Records shown:
□ □ □ □ □

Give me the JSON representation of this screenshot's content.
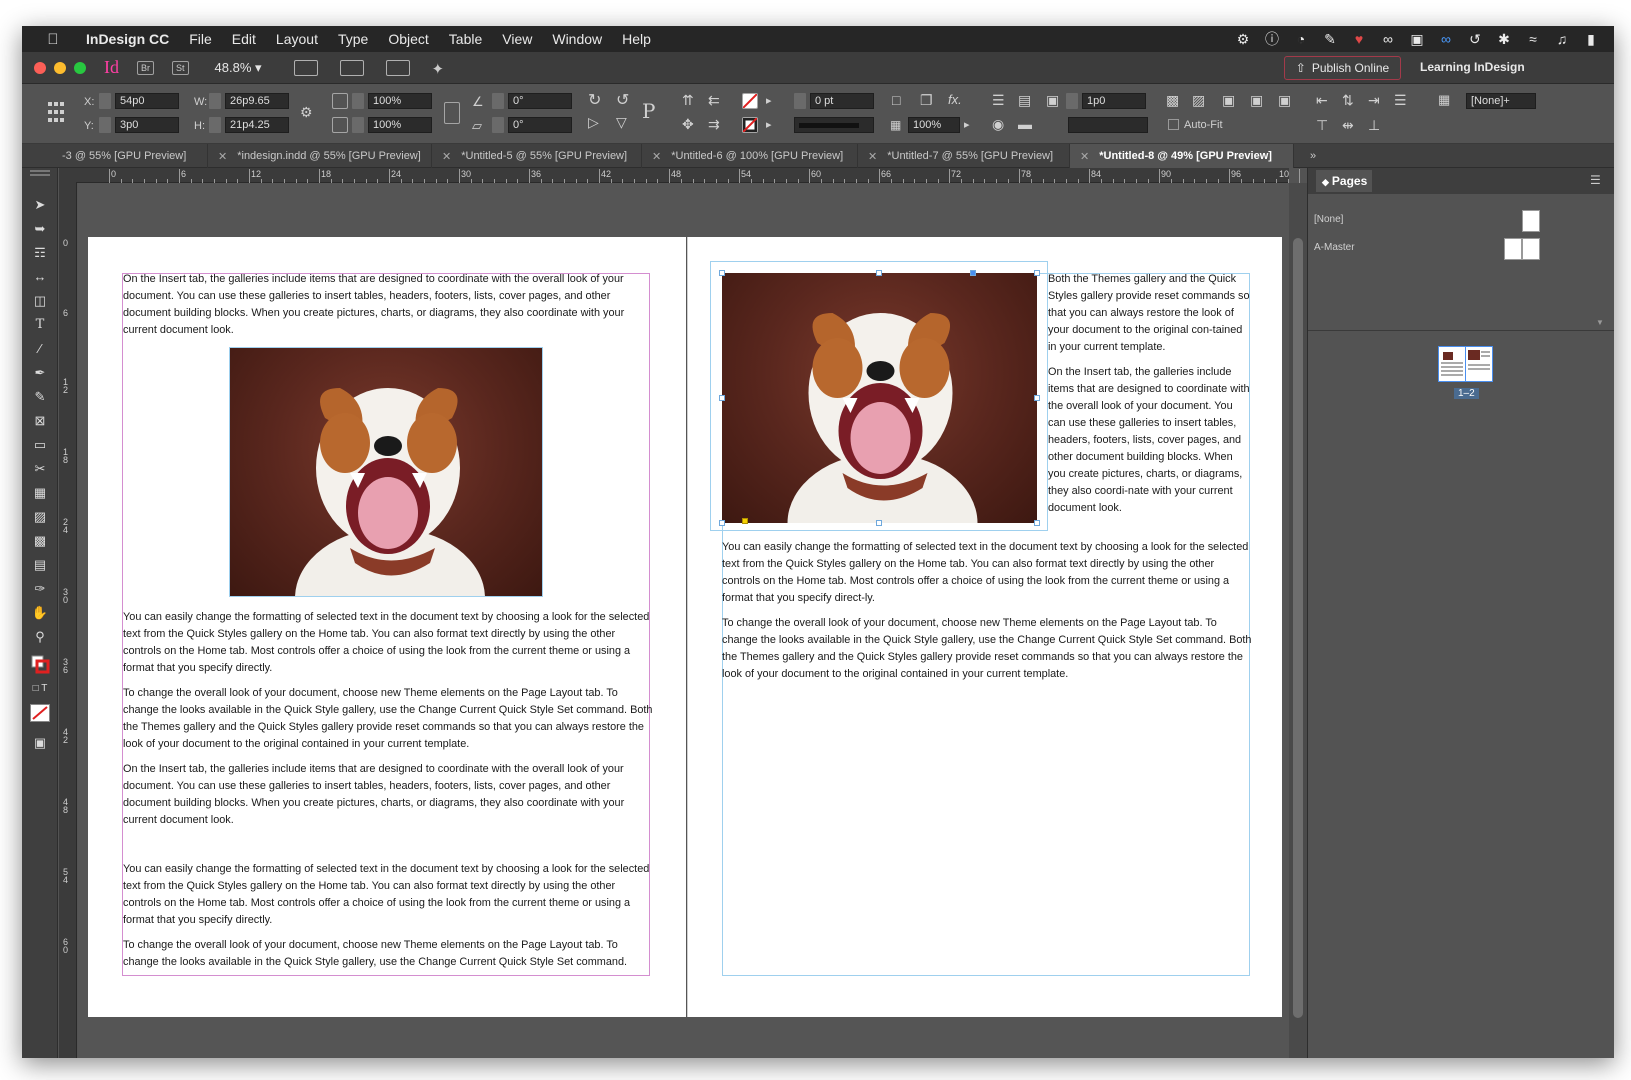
{
  "menubar": {
    "app_name": "InDesign CC",
    "items": [
      "File",
      "Edit",
      "Layout",
      "Type",
      "Object",
      "Table",
      "View",
      "Window",
      "Help"
    ]
  },
  "appbar": {
    "zoom": "48.8%",
    "bridge": "Br",
    "stock": "St",
    "publish_label": "Publish Online",
    "workspace_label": "Learning InDesign"
  },
  "control": {
    "x_label": "X:",
    "x_value": "54p0",
    "y_label": "Y:",
    "y_value": "3p0",
    "w_label": "W:",
    "w_value": "26p9.65",
    "h_label": "H:",
    "h_value": "21p4.25",
    "scale_x": "100%",
    "scale_y": "100%",
    "rotate": "0°",
    "shear": "0°",
    "stroke_weight": "0 pt",
    "opacity": "100%",
    "offset": "1p0",
    "autofit_label": "Auto-Fit",
    "style_value": "[None]+"
  },
  "tabs": [
    {
      "label": "-3 @ 55% [GPU Preview]",
      "active": false
    },
    {
      "label": "*indesign.indd @ 55% [GPU Preview]",
      "active": false
    },
    {
      "label": "*Untitled-5 @ 55% [GPU Preview]",
      "active": false
    },
    {
      "label": "*Untitled-6 @ 100% [GPU Preview]",
      "active": false
    },
    {
      "label": "*Untitled-7 @ 55% [GPU Preview]",
      "active": false
    },
    {
      "label": "*Untitled-8 @ 49% [GPU Preview]",
      "active": true
    }
  ],
  "ruler": {
    "h_labels": [
      "0",
      "6",
      "12",
      "18",
      "24",
      "30",
      "36",
      "42",
      "48",
      "54",
      "60",
      "66",
      "72",
      "78",
      "84",
      "90",
      "96",
      "10"
    ],
    "v_labels": [
      "0",
      "6",
      "1 2",
      "1 8",
      "2 4",
      "3 0",
      "3 6",
      "4 2",
      "4 8",
      "5 4",
      "6 0"
    ]
  },
  "page_left": {
    "paragraphs_top": [
      "On the Insert tab, the galleries include items that are designed to coordinate with the overall look of your document. You can use these galleries to insert tables, headers, footers, lists, cover pages, and other document building blocks. When you create pictures, charts, or diagrams, they also coordinate with your current document look."
    ],
    "paragraphs_bottom": [
      "You can easily change the formatting of selected text in the document text by choosing a look for the selected text from the Quick Styles gallery on the Home tab. You can also format text directly by using the other controls on the Home tab. Most controls offer a choice of using the look from the current theme or using a format that you specify directly.",
      "To change the overall look of your document, choose new Theme elements on the Page Layout tab. To change the looks available in the Quick Style gallery, use the Change Current Quick Style Set command. Both the Themes gallery and the Quick Styles gallery provide reset commands so that you can always restore the look of your document to the original contained in your current template.",
      "On the Insert tab, the galleries include items that are designed to coordinate with the overall look of your document. You can use these galleries to insert tables, headers, footers, lists, cover pages, and other document building blocks. When you create pictures, charts, or diagrams, they also coordinate with your current document look.",
      "You can easily change the formatting of selected text in the document text by choosing a look for the selected text from the Quick Styles gallery on the Home tab. You can also format text directly by using the other controls on the Home tab. Most controls offer a choice of using the look from the current theme or using a format that you specify directly.",
      "To change the overall look of your document, choose new Theme elements on the Page Layout tab. To change the looks available in the Quick Style gallery, use the Change Current Quick Style Set command."
    ]
  },
  "page_right": {
    "wrap_paragraphs": [
      "Both the Themes gallery and the Quick Styles gallery provide reset commands so that you can always restore the look of your document to the original con-tained in your current template.",
      "On the Insert tab, the galleries include items that are designed to coordinate with the overall look of your document. You can use these galleries to insert tables, headers, footers, lists, cover pages, and other document building blocks. When you create pictures, charts, or diagrams, they also coordi-nate with your current document look."
    ],
    "full_paragraphs": [
      "You can easily change the formatting of selected text in the document text by choosing a look for the selected text from the Quick Styles gallery on the Home tab. You can also format text directly by using the other controls on the Home tab. Most controls offer a choice of using the look from the current theme or using a format that you specify direct-ly.",
      "To change the overall look of your document, choose new Theme elements on the Page Layout tab. To change the looks available in the Quick Style gallery, use the Change Current Quick Style Set command. Both the Themes gallery and the Quick Styles gallery provide reset commands so that you can always restore the look of your document to the original contained in your current template."
    ]
  },
  "pages_panel": {
    "title": "Pages",
    "none_label": "[None]",
    "master_label": "A-Master",
    "spread_label": "1–2"
  },
  "colors": {
    "accent_pink": "#ff3fa4",
    "frame_magenta": "#d48ed0",
    "frame_blue": "#9fd0ee"
  }
}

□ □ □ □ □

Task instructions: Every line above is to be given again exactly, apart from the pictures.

Task response:
Give me the JSON representation of this screenshot's content.
{
  "menubar": {
    "app_name": "InDesign CC",
    "items": [
      "File",
      "Edit",
      "Layout",
      "Type",
      "Object",
      "Table",
      "View",
      "Window",
      "Help"
    ]
  },
  "appbar": {
    "zoom": "48.8%",
    "bridge": "Br",
    "stock": "St",
    "publish_label": "Publish Online",
    "workspace_label": "Learning InDesign"
  },
  "control": {
    "x_label": "X:",
    "x_value": "54p0",
    "y_label": "Y:",
    "y_value": "3p0",
    "w_label": "W:",
    "w_value": "26p9.65",
    "h_label": "H:",
    "h_value": "21p4.25",
    "scale_x": "100%",
    "scale_y": "100%",
    "rotate": "0°",
    "shear": "0°",
    "stroke_weight": "0 pt",
    "opacity": "100%",
    "offset": "1p0",
    "autofit_label": "Auto-Fit",
    "style_value": "[None]+"
  },
  "tabs": [
    {
      "label": "-3 @ 55% [GPU Preview]",
      "active": false
    },
    {
      "label": "*indesign.indd @ 55% [GPU Preview]",
      "active": false
    },
    {
      "label": "*Untitled-5 @ 55% [GPU Preview]",
      "active": false
    },
    {
      "label": "*Untitled-6 @ 100% [GPU Preview]",
      "active": false
    },
    {
      "label": "*Untitled-7 @ 55% [GPU Preview]",
      "active": false
    },
    {
      "label": "*Untitled-8 @ 49% [GPU Preview]",
      "active": true
    }
  ],
  "ruler": {
    "h_labels": [
      "0",
      "6",
      "12",
      "18",
      "24",
      "30",
      "36",
      "42",
      "48",
      "54",
      "60",
      "66",
      "72",
      "78",
      "84",
      "90",
      "96",
      "10"
    ],
    "v_labels": [
      "0",
      "6",
      "1 2",
      "1 8",
      "2 4",
      "3 0",
      "3 6",
      "4 2",
      "4 8",
      "5 4",
      "6 0"
    ]
  },
  "page_left": {
    "paragraphs_top": [
      "On the Insert tab, the galleries include items that are designed to coordinate with the overall look of your document. You can use these galleries to insert tables, headers, footers, lists, cover pages, and other document building blocks. When you create pictures, charts, or diagrams, they also coordinate with your current document look."
    ],
    "paragraphs_bottom": [
      "You can easily change the formatting of selected text in the document text by choosing a look for the selected text from the Quick Styles gallery on the Home tab. You can also format text directly by using the other controls on the Home tab. Most controls offer a choice of using the look from the current theme or using a format that you specify directly.",
      "To change the overall look of your document, choose new Theme elements on the Page Layout tab. To change the looks available in the Quick Style gallery, use the Change Current Quick Style Set command. Both the Themes gallery and the Quick Styles gallery provide reset commands so that you can always restore the look of your document to the original contained in your current template.",
      "On the Insert tab, the galleries include items that are designed to coordinate with the overall look of your document. You can use these galleries to insert tables, headers, footers, lists, cover pages, and other document building blocks. When you create pictures, charts, or diagrams, they also coordinate with your current document look.",
      "You can easily change the formatting of selected text in the document text by choosing a look for the selected text from the Quick Styles gallery on the Home tab. You can also format text directly by using the other controls on the Home tab. Most controls offer a choice of using the look from the current theme or using a format that you specify directly.",
      "To change the overall look of your document, choose new Theme elements on the Page Layout tab. To change the looks available in the Quick Style gallery, use the Change Current Quick Style Set command."
    ]
  },
  "page_right": {
    "wrap_paragraphs": [
      "Both the Themes gallery and the Quick Styles gallery provide reset commands so that you can always restore the look of your document to the original con-tained in your current template.",
      "On the Insert tab, the galleries include items that are designed to coordinate with the overall look of your document. You can use these galleries to insert tables, headers, footers, lists, cover pages, and other document building blocks. When you create pictures, charts, or diagrams, they also coordi-nate with your current document look."
    ],
    "full_paragraphs": [
      "You can easily change the formatting of selected text in the document text by choosing a look for the selected text from the Quick Styles gallery on the Home tab. You can also format text directly by using the other controls on the Home tab. Most controls offer a choice of using the look from the current theme or using a format that you specify direct-ly.",
      "To change the overall look of your document, choose new Theme elements on the Page Layout tab. To change the looks available in the Quick Style gallery, use the Change Current Quick Style Set command. Both the Themes gallery and the Quick Styles gallery provide reset commands so that you can always restore the look of your document to the original contained in your current template."
    ]
  },
  "pages_panel": {
    "title": "Pages",
    "none_label": "[None]",
    "master_label": "A-Master",
    "spread_label": "1–2"
  },
  "colors": {
    "accent_pink": "#ff3fa4",
    "frame_magenta": "#d48ed0",
    "frame_blue": "#9fd0ee"
  }
}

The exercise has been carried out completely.